The Greatest Show on Turf – 2015

DSC_2213-L[1].jpg Article and Photographs by Bruce Vinal Ask me which airshow I will not miss and the answer is simple……. Geneseo. Is it because they have more warbirds than any other show in the country? Not typically. Is it because they have the rarest planes in the world? Sometimes, but not always. When I was a little kid, I’d ride my bike a few miles down the road to our local airport and watch the airplanes. No fences or gates, no TSA, no security saying “Hey kid what are you doing? You can’t be here!” Just a kid and his bike sitting in the grass at the end of the runway watching the miracle of flight. Every year, on the second weekend in July, as I drive down Big Tree Lane past Austin’s Farm I’m that kid again pedaling a little faster as the runway comes into view. It’s hard to convey the feel of Geneseo to someone who’s never been there, I guess because there’s no other place like it that I’ve found to compare it to. A laid back celebration of aviation with no gates and no fences. DSC_3838-L[1] Over the years I’ve made some very dear friends at Genny and keep in touch as best I can 'till July rolls around and we can all sit together in the grass watching the miracle of flight. On arrival day when I hear Charlie Lynch on final in the TBM I always make my way down the line to greet him as he, his wife Elisabeth, their three kids and two dogs pile out of the airplane. It always makes me smile, just another thing that makes Geneseo what it is. Or there’s Kent Pietsch endlessly circling the corn field looking for his missing aileron (Get a GPS tracker for that thing Kent!) This year my Son flew into the show and in the spirit of Geneseo gave someone their first airplane ride just because the expressed an interest.


In addition to the regulars, like Mark Murphy, Rob Holland, Charlie Lynch and Skipper Hyle there were a few new aircraft on the field. Andrew McKenna brought his Mustang as did Scooter Yoak, Gregg Shelton’s Wildcat was a nice addition as was Art Nalls’ Sea Harrier. Yes some of the anticipated aircraft didn’t show but that’s to be expected with 70+ year old airplanes. I think a Sea Harrier landing on the grass took a little of the sting out of the no-shows. If you’ve never been to “The Greatest Show on Turf” I highly recommend you put it on your calendar for next year, drive or fly in even drag the camper out and stay right on the field. If you have a passion for aviation Geneseo is a show not to be missed.
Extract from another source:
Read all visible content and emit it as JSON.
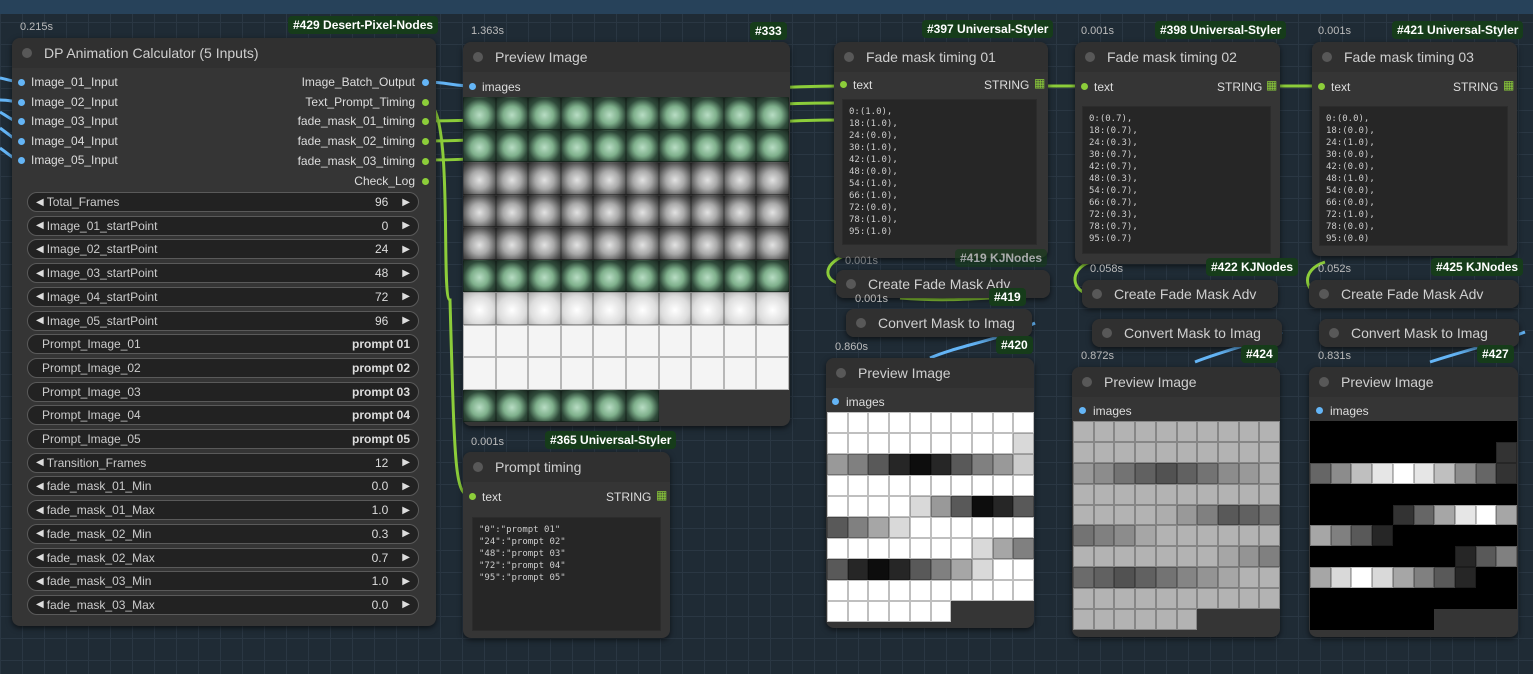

A big thank you to all the volunteers at The National Warplane Museum for their dedication to the airplanes, the show and for making us all feel at home see you next year!